Scarborough, ME --- The future of Maine's harness racing industry may well hang in the balance as the public hearing for LD 1111, An Act to Allow Maine's Harness Racing Industry to Compete with Casino Gaming, has been scheduled before the Joint Standing Committee on Veterans and Legal Affairs on Wednesday (Jan. 8) during their afternoon session which is set to begin at 1 p.m. (EST) in room 437 of the State House in Augusta, Maine.
This act would amend current legislation to allow an existing racetrack, operating without slot machines, to obtain a slot machine license if approval is granted through a local municipal referendum. It would also provide for the potential of that existing racetrack to move to a new location.

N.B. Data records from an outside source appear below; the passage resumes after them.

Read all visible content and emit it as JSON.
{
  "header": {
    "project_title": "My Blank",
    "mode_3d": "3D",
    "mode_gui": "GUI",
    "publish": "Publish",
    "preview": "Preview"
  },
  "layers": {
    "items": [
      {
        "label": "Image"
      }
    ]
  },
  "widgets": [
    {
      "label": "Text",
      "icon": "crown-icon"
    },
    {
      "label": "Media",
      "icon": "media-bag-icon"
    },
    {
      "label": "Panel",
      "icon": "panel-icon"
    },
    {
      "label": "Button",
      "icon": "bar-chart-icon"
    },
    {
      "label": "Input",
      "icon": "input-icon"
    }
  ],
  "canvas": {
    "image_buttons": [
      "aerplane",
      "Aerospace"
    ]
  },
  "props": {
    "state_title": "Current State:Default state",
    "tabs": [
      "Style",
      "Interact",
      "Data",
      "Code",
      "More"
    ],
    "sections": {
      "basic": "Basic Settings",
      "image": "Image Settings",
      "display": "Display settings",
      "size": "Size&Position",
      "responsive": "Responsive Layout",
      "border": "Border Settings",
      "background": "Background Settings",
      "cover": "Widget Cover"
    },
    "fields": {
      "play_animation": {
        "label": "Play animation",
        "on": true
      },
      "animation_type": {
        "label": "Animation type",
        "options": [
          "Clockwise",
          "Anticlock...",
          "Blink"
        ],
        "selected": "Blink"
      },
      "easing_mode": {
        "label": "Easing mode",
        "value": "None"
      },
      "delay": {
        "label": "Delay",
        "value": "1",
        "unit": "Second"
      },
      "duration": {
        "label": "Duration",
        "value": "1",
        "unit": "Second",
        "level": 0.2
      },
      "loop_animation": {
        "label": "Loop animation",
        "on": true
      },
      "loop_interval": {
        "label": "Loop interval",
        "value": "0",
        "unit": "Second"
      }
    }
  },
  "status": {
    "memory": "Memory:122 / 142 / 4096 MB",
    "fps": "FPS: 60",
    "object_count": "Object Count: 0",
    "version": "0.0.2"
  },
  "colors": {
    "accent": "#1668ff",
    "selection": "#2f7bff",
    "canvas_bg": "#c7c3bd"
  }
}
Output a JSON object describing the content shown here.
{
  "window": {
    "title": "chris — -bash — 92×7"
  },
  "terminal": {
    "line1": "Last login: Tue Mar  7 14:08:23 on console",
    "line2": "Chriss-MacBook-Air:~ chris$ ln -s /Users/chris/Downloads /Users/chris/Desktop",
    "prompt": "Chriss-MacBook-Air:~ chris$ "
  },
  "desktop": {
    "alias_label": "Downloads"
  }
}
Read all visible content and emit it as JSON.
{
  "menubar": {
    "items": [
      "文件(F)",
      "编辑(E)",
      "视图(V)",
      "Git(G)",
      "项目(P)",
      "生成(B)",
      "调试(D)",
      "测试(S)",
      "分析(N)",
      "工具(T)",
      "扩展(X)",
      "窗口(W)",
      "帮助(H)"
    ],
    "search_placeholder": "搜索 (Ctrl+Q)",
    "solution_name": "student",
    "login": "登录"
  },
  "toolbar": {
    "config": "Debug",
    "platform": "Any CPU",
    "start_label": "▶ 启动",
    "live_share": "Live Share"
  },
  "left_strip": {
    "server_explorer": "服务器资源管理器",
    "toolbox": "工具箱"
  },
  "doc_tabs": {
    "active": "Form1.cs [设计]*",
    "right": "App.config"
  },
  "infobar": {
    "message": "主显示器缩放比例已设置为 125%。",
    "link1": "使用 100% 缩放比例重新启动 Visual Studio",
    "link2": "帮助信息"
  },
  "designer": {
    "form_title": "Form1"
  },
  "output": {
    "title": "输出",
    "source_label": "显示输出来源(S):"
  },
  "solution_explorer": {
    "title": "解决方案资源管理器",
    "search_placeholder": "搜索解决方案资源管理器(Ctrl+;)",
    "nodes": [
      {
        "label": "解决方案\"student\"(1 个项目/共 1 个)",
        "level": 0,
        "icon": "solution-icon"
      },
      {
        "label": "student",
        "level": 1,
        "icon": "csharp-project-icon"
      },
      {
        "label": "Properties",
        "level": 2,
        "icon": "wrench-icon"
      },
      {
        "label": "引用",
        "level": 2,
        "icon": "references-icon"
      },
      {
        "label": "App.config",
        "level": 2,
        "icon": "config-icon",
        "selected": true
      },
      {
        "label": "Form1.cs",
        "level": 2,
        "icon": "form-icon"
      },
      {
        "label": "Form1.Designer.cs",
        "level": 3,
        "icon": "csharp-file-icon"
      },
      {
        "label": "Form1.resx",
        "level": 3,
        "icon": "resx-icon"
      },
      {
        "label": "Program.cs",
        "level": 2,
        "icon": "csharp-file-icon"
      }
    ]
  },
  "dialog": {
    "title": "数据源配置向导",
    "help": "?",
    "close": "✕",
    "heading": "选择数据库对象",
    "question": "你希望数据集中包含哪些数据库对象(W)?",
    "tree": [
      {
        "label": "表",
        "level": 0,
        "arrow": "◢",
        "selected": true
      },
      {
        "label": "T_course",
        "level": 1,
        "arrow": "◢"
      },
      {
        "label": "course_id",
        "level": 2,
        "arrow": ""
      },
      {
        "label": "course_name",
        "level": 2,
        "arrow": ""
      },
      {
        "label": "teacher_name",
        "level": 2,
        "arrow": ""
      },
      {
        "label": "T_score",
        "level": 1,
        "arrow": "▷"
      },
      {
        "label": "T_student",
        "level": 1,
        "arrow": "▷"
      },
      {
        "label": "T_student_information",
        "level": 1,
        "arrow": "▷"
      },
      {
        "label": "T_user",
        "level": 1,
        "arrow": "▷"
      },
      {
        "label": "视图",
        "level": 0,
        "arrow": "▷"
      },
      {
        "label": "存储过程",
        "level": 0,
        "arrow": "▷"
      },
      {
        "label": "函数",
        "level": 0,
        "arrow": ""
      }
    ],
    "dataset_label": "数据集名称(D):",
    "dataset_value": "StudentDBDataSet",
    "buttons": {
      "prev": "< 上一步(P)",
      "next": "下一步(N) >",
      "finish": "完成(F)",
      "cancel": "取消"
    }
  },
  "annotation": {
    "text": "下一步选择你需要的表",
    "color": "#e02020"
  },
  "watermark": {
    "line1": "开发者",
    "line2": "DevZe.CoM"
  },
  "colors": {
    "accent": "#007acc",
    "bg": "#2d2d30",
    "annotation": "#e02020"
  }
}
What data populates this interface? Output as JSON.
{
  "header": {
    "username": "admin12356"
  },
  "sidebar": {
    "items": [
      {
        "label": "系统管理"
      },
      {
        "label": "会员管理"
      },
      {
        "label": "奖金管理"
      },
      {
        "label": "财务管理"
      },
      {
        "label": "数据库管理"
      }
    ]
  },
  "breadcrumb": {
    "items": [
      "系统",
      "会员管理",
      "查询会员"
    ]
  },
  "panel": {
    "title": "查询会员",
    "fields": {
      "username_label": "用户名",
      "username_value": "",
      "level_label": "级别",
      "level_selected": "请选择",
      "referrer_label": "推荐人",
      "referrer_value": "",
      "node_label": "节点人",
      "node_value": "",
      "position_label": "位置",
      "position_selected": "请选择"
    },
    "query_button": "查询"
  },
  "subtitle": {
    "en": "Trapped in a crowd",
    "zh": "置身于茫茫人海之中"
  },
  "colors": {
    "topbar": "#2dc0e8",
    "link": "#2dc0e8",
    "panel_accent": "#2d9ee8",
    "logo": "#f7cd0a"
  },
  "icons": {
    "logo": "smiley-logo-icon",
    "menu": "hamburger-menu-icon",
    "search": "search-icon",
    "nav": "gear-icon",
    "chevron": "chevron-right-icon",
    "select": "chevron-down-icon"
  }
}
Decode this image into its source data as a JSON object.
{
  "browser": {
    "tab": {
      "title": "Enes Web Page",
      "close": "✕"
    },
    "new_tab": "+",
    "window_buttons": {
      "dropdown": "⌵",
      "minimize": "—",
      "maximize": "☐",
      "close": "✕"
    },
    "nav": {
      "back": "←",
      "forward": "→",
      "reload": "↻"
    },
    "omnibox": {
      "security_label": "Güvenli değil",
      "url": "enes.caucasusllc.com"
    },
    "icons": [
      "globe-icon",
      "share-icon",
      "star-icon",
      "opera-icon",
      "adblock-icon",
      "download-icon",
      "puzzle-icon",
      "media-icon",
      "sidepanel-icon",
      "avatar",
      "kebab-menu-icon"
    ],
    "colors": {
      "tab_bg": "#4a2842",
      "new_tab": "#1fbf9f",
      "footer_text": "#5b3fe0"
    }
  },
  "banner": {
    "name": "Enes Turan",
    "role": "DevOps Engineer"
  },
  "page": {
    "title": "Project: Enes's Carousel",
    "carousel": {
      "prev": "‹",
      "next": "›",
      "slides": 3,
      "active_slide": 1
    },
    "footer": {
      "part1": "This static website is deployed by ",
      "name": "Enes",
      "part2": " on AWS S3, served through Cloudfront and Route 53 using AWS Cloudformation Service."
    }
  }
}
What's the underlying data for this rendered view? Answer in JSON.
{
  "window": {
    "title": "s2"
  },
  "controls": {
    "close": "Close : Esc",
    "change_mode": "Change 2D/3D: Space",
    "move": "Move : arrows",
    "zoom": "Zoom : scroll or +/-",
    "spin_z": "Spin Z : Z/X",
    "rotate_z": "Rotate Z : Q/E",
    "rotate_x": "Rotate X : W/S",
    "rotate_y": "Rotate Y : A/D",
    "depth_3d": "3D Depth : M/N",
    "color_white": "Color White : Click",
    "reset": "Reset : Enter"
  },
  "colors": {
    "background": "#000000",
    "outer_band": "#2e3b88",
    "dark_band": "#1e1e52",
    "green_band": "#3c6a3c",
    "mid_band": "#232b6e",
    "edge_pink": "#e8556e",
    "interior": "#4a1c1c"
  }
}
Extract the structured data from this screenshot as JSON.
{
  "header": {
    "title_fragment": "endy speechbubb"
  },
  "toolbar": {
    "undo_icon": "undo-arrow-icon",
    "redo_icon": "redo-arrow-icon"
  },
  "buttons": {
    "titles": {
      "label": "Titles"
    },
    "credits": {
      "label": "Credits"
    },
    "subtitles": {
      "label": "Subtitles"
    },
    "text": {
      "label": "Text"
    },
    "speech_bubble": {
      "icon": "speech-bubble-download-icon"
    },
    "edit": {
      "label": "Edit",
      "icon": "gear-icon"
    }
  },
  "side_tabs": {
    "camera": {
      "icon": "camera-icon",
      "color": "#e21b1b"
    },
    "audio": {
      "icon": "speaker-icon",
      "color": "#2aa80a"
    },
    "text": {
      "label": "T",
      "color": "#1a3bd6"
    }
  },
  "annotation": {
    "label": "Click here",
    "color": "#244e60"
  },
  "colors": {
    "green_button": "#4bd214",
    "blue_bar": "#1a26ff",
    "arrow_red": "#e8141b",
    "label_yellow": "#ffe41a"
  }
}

"All we're asking for at Scarborough Downs is fairness and a level playing field," said track owner Sharon Terry, "and a chance for a family-owned business with deep Maine roots to continue its proud 64 year legacy of being Maine's premier racing venue. LD 1111 is crucial for the survival of the harness racing industry in Maine."
Scarborough Downs has helped carry the water for Maine's harness racing industry for decades and, until very recently, raced annually more days than the agricultural fairs and Bangor Raceway combined. The Downs has raced many unprofitable days in full recognition of their partnership with the horsemen in the state and their role in providing a venue for the horsemen to ply their commerce and to earn a living.
Since the advent of casino gaming in Maine, however, the balance of that partnership has shifted. Increasingly, the track has been unfairly discriminated against by state statutes which require Scarborough Downs to race 101 days per year while Bangor Historic Track has a 25 race day requirement despite the fact that it owns the Hollywood Casino Hotel and Raceway and total revenues generated from the Penn National-owned facility has increased 10,000 percent.
Meanwhile, revenue at The Downs has decreased by 21.8 percent since the first slot machines were turned on in Bangor -- an issue that has only been exacerbated with the opening of the Churchill Downs Casino at Oxford -- making it impossible for Scarborough Downs to operate in a profitable manner. As a result, Bangor Historic Track’s total gaming and stipend revenues are now 10 times that of The Downs, yet the Downs is required to race four days for every day that Bangor is required to race.
The passage of LD 1111 would restore balance and stability to Maine's harness racing industry, an industry steeped in the state's proud agricultural heritage. Lacking this opportunity to compete in the future means the certain demise of one of Maine’s most historic icons.
Horsemen and supporters of Scarborough Downs will be in the hallways at The State House on Wednesday to show their support of this amendment of the laws on the books for a Maine icon whose future depends on it.
The views contained in this press release are that of the author alone, and do not necessarily represent the opinions or views of the United States Trotting Association.